The area is known for its moose habitat and some deer. Fishing in both Aleza Lake and Hansard Lake is good – there is rainbow trout and lake char, and, depending on the season, sturgeon. A 90lb sturgeon is reported to have been caught in Hansard Lake. The surrounding lakes and streams offer good trout fishing. The Fraser River, which flows to Vancouver, is three miles (4.8 km) north of the property. There are numerous roads throughout the area, some ending in the mountains.


Power and phone on the main highway.


Giscome is named after John Robert Giscome who, with Harry McDame, in 1863, during a prospecting expedition to the Peace River country, became the first non-Indians to use the Giscome Portage route from the Fraser River to Summit Lake. Prince George. Originally Fort George.
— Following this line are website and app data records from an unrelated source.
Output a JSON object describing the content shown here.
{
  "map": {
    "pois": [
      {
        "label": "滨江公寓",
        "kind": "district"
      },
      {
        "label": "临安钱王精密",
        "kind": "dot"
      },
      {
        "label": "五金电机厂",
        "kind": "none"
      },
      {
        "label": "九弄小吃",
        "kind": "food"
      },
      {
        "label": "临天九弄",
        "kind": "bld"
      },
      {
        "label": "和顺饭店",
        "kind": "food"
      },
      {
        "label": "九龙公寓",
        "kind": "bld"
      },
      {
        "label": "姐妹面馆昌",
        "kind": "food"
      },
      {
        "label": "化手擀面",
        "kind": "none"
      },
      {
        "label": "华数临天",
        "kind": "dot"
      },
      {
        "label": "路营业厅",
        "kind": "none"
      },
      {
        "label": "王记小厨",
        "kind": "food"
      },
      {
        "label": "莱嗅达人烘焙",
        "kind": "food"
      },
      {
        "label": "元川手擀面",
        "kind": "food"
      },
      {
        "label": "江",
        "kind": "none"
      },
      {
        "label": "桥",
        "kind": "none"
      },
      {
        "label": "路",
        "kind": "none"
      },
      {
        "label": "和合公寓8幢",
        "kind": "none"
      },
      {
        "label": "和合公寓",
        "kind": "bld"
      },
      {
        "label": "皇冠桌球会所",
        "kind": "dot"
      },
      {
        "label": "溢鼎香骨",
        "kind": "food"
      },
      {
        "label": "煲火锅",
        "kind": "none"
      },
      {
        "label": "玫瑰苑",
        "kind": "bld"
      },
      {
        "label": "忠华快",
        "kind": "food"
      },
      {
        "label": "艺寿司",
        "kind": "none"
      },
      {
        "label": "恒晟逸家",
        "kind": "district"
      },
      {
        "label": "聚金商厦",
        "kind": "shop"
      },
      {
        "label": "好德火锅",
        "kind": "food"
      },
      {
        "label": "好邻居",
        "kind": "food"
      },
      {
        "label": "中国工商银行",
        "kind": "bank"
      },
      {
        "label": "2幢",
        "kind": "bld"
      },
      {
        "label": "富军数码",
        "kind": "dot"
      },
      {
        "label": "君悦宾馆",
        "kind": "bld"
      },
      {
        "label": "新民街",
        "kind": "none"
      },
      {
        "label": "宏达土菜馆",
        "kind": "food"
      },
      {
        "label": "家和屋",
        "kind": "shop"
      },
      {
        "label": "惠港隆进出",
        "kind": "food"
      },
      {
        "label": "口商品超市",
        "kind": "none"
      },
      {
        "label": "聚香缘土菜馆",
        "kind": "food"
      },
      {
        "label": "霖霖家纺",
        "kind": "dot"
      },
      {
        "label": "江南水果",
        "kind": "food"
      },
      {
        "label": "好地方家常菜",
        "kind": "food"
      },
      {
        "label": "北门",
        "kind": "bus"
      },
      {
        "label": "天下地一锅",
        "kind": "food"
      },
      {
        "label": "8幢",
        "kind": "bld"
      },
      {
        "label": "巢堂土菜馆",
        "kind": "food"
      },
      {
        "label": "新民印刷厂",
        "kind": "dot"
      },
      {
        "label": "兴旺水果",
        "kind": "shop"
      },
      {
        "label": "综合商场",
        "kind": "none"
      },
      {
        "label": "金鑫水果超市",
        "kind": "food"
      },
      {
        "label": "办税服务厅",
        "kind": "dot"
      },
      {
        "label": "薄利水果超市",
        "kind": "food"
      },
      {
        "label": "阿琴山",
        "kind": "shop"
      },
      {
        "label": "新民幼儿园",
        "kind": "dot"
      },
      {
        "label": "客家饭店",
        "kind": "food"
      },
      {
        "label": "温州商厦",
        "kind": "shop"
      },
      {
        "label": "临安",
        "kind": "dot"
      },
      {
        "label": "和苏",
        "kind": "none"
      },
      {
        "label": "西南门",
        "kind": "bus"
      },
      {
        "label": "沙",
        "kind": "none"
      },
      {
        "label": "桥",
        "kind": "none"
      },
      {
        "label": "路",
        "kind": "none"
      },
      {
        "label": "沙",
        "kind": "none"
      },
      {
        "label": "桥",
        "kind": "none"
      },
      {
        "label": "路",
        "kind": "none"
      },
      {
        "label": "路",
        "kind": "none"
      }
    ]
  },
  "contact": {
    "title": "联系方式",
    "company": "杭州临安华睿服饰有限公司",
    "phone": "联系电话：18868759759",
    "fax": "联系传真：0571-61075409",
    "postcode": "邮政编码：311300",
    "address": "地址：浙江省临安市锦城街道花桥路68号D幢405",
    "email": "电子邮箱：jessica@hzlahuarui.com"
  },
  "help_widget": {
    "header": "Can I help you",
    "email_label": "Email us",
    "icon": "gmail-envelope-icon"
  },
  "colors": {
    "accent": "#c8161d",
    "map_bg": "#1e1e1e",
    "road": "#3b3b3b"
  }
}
This fort was founded by Simon Fraser of the North West Company in 1807 and named after King George 111, the reigning sovereign. The Carrier Indian name for this point at the junction of the Nechako and Fraser Rivers was “Thle-et-leh” meaning “the confluence”. The history of the Prince George area focuses on its two rivers. Trappers and explorers used the rivers as transportation routes into the northern reaches of the province. When they discovered that the region was rich in wolf, fox, lynx, mink, wolverine, otter, and muskrat furs, forts and trading posts were quickly established by rivers and lakes so that furs could be sent out and supplies could be brought in. In 1821 the two major fur-trading companies, North West and Hudson’s Bay, amalgamated and Fort George was operated as a Hudson’s Bay Company post until 1915. At this time the first civic elections were held and Prince George was chosen over Fort George for the name of the new city. In 1920 there was a real estate boom in expectation of the coming of the Grand Trunk Pacific Railway (now part of the Canadian National Railways). By 1951 Prince George was connected with Dawson Creek and the Alaska Highway and in 1958 the Pacific Great Eastern Railway reached town. Hundreds of sawmills started cutting local timber, and Prince George became the self-proclaimed “Spruce Capital of the World”. The Yellowhead Highway connected the city to Edmonton in 1968, three pulp mills opened and all sorts of businesses flooded in. Since then the population has increased at a rapid rate to become the third largest city in British Columbia.


The south side of the creek (approximately five acres) is a natural forest of spruce and balsam. The softwood timber on the north side of the property was harvested some years ago, but there is poplar and birch remaining throughout the property.


RU1. In ALR.

Sold Date:

Dec 13, 2015